| Task requirements |
Below are records; give the number of their lines that contain "JSON", and only that number.

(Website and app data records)

=== Section Start ===

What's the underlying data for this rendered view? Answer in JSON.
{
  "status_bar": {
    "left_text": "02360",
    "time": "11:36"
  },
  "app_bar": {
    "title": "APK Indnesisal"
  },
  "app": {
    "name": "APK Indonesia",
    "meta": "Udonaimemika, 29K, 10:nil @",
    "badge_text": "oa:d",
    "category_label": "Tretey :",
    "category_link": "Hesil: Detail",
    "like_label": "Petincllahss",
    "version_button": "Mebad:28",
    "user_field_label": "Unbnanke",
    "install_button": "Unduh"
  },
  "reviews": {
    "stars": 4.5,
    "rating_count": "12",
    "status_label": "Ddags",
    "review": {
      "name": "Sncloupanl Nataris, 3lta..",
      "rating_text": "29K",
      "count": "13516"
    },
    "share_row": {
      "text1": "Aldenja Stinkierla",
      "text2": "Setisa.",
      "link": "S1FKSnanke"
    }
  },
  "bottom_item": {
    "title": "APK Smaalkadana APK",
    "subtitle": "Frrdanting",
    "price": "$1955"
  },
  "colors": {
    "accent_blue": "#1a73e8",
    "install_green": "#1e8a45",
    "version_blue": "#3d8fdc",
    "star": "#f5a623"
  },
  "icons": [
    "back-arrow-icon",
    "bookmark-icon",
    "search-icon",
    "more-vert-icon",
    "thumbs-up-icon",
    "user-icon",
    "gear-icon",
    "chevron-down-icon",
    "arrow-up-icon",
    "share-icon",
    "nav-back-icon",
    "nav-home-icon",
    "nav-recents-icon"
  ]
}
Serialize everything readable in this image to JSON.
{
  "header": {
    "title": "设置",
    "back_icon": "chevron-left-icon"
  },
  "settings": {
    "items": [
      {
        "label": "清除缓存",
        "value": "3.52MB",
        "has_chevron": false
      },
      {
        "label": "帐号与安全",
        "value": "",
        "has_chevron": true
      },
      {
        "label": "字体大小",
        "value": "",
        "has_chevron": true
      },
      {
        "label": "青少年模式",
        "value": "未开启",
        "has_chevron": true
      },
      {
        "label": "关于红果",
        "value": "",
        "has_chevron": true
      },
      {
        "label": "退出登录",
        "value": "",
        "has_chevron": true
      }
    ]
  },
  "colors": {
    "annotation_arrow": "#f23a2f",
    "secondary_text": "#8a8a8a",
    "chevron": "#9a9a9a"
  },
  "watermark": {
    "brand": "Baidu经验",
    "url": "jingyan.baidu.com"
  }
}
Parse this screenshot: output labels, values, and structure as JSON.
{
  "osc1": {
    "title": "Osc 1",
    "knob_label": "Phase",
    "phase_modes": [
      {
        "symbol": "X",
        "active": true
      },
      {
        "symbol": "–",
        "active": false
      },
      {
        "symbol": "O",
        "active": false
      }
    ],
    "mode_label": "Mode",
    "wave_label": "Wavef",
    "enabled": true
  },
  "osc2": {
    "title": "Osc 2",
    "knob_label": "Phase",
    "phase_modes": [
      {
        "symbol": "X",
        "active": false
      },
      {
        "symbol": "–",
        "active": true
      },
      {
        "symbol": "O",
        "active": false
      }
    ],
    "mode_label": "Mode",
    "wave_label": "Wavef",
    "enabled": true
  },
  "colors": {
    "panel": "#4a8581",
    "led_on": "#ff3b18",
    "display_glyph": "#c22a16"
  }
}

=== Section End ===
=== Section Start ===

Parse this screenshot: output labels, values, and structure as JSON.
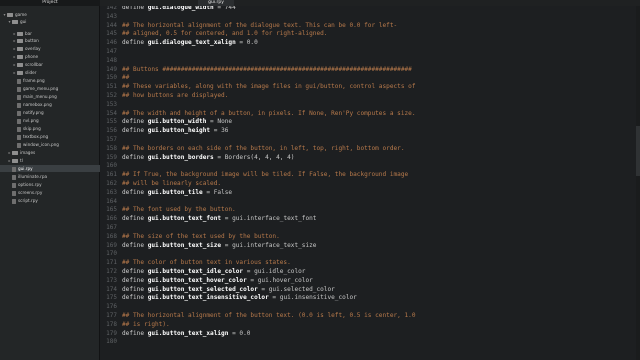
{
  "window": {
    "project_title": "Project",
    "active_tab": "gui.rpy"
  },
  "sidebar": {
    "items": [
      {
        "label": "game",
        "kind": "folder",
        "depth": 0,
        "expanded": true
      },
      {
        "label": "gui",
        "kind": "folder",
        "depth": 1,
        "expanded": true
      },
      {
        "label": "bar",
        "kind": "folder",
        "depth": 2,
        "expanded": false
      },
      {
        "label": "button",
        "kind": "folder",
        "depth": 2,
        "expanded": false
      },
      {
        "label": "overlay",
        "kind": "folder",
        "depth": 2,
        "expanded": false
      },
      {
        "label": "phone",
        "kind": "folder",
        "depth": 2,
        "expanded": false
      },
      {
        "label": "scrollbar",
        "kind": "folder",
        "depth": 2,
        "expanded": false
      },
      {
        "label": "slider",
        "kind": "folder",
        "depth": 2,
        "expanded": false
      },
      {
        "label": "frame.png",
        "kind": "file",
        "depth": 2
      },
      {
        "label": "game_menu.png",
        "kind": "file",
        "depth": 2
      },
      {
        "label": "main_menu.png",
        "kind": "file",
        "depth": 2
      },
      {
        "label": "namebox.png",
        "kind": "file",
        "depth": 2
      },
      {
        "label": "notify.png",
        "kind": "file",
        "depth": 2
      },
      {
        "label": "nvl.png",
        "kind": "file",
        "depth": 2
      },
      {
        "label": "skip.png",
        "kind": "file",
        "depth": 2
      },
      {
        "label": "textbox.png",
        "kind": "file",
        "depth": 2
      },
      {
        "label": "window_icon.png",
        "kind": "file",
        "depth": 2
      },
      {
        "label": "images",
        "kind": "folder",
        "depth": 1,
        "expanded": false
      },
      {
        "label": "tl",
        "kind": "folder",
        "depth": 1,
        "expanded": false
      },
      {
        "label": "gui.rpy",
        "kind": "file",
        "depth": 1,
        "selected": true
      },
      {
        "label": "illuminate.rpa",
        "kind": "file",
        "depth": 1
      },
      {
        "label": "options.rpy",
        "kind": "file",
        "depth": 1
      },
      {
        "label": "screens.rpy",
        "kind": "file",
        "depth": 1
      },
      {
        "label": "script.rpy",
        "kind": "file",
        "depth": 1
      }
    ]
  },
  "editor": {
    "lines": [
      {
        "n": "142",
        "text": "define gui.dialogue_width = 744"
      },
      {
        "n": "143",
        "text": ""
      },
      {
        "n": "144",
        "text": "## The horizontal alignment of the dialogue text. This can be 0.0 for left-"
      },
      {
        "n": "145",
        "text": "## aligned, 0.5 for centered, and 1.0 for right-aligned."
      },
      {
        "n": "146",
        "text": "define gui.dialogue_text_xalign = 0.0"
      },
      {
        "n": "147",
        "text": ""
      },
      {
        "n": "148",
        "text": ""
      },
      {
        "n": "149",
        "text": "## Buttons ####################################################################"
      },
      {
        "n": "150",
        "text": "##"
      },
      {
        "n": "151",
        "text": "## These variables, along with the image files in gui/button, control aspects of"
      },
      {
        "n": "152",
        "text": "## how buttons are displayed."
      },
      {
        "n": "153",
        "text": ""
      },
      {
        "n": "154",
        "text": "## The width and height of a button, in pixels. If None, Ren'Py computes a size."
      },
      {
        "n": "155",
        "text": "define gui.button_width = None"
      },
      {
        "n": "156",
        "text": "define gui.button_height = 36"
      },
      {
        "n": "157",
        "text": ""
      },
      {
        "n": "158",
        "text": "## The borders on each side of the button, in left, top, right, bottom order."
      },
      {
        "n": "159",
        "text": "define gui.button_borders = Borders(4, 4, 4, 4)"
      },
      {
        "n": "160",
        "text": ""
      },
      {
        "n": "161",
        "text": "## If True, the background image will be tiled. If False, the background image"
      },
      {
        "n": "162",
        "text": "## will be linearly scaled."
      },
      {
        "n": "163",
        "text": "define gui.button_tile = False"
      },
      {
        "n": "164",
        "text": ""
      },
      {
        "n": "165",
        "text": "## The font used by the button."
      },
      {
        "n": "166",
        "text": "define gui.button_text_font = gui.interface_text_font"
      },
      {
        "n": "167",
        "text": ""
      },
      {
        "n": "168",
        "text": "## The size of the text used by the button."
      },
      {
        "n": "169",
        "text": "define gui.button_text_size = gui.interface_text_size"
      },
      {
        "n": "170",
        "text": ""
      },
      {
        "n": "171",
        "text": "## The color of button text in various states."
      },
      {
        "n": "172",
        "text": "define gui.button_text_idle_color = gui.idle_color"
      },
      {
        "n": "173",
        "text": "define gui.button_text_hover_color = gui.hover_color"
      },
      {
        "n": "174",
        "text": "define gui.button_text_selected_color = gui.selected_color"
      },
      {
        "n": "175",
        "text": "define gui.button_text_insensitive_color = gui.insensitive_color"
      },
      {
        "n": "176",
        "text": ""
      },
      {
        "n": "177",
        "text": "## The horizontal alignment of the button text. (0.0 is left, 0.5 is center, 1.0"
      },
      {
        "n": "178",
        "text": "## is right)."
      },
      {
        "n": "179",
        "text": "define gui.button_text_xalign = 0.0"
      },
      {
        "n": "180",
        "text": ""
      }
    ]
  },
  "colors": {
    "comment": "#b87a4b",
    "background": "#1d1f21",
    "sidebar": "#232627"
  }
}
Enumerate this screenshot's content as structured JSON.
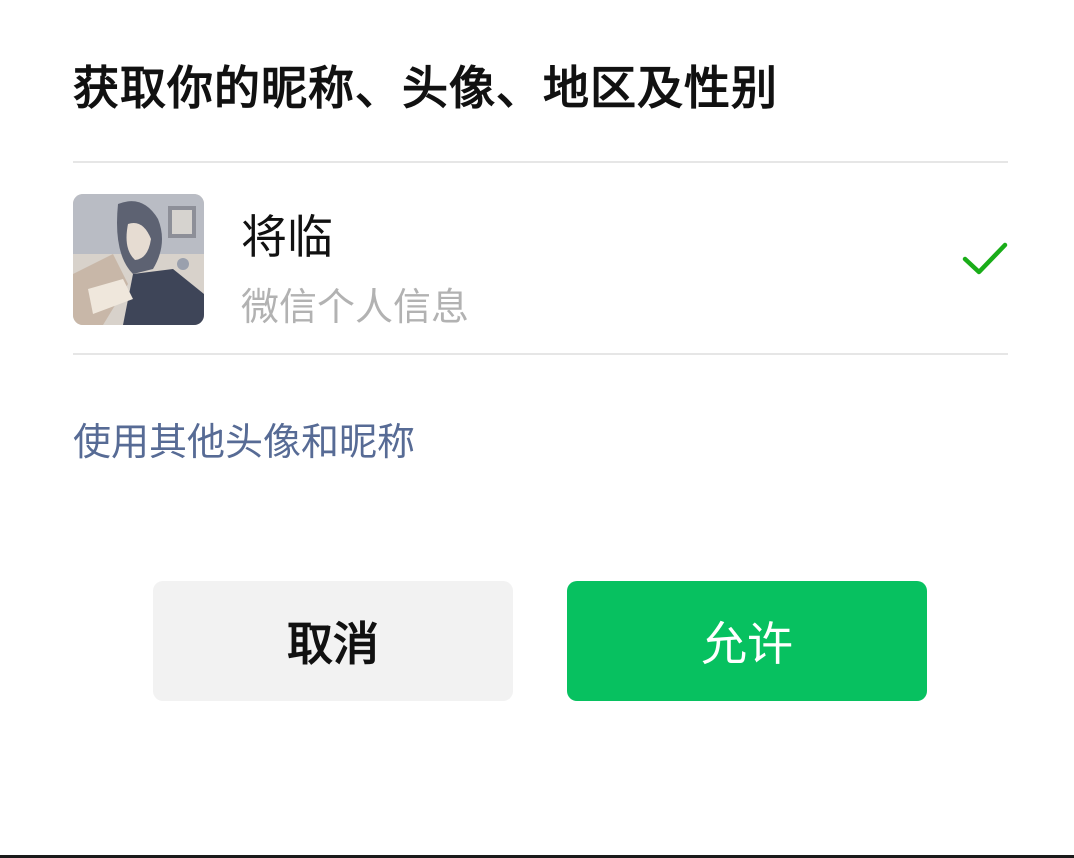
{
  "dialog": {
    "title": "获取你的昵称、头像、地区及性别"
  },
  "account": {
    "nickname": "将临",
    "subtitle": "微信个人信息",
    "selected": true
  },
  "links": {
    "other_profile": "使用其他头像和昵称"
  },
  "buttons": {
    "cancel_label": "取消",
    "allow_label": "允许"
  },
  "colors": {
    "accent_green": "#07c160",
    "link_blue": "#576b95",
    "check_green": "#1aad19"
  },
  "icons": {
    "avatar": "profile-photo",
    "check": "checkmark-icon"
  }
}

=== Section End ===

| Answer to this problem |
5